Problem details :: Look through the entries below. Report each line that has the word "Hành" in it.

Information ::
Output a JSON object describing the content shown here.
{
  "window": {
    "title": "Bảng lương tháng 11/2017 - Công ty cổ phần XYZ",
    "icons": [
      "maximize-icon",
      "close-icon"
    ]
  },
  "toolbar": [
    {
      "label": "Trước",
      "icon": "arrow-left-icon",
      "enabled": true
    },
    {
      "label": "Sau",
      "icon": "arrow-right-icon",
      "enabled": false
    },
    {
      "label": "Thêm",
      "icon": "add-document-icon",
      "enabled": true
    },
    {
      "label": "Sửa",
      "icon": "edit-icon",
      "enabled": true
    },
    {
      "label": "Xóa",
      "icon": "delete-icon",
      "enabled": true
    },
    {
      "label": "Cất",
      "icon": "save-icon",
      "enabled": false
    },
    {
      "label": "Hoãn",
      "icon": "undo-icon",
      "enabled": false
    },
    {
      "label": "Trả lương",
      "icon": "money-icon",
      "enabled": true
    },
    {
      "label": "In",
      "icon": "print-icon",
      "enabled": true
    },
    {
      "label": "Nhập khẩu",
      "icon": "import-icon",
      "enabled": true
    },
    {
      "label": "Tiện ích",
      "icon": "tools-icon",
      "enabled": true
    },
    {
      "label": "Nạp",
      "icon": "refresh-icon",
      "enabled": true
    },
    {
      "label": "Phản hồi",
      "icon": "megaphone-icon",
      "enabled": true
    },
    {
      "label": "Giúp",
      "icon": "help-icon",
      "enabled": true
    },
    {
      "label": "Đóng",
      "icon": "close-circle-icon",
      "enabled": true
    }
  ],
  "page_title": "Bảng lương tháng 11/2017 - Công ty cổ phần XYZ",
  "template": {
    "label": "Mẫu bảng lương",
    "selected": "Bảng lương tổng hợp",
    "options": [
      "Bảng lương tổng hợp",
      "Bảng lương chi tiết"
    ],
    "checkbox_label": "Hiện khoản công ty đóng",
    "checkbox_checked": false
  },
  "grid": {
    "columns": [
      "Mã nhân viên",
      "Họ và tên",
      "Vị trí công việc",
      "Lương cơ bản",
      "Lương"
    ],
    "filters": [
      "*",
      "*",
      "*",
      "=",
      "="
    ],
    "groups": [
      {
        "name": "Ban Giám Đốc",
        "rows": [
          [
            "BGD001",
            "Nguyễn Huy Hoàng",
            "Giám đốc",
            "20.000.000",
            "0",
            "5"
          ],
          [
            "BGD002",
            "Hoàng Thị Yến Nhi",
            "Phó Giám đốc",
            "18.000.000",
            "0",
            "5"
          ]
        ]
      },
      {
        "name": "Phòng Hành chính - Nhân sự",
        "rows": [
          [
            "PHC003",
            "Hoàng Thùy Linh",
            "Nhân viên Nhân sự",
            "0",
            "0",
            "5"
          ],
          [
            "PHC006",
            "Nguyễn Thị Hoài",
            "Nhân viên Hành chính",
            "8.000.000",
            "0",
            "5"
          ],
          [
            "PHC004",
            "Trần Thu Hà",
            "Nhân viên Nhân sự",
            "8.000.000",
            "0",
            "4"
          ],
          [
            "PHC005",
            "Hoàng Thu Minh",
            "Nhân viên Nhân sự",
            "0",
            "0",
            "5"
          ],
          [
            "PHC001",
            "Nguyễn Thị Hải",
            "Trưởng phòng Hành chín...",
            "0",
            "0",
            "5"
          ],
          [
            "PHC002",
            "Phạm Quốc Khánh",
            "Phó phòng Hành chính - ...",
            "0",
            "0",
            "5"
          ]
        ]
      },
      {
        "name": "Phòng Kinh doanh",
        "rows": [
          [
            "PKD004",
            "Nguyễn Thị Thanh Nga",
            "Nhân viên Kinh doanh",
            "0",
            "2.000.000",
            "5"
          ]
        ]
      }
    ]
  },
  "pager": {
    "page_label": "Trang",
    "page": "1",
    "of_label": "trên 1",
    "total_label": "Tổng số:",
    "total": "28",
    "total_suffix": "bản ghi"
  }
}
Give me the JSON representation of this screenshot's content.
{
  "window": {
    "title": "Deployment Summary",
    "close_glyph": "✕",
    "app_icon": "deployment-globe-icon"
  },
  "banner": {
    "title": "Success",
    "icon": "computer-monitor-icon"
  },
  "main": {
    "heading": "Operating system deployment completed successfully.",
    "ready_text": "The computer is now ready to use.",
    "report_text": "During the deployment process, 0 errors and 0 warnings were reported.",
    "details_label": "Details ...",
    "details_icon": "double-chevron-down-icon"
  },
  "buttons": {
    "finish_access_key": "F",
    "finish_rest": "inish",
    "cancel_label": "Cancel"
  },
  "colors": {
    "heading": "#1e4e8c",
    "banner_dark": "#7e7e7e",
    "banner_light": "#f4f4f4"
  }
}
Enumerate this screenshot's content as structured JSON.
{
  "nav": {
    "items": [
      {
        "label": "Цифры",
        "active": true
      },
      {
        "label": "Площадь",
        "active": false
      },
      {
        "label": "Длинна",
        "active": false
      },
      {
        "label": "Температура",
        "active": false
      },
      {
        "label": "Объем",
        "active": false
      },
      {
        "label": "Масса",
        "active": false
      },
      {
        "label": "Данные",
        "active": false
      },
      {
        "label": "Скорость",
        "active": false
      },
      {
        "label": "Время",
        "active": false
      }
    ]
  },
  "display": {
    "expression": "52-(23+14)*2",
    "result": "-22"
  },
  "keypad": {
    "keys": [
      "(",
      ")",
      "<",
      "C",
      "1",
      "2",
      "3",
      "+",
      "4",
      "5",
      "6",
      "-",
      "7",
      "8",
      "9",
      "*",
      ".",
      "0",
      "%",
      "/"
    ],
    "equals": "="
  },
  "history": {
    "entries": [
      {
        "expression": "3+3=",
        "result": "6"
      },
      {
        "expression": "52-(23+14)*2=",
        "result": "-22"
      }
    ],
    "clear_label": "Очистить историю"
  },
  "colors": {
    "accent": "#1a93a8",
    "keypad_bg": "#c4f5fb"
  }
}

Response area ::
        "name": "Phòng Hành chính - Nhân sự",
            "Nhân viên Hành chính",
            "Trưởng phòng Hành chín...",
            "Phó phòng Hành chính - ...",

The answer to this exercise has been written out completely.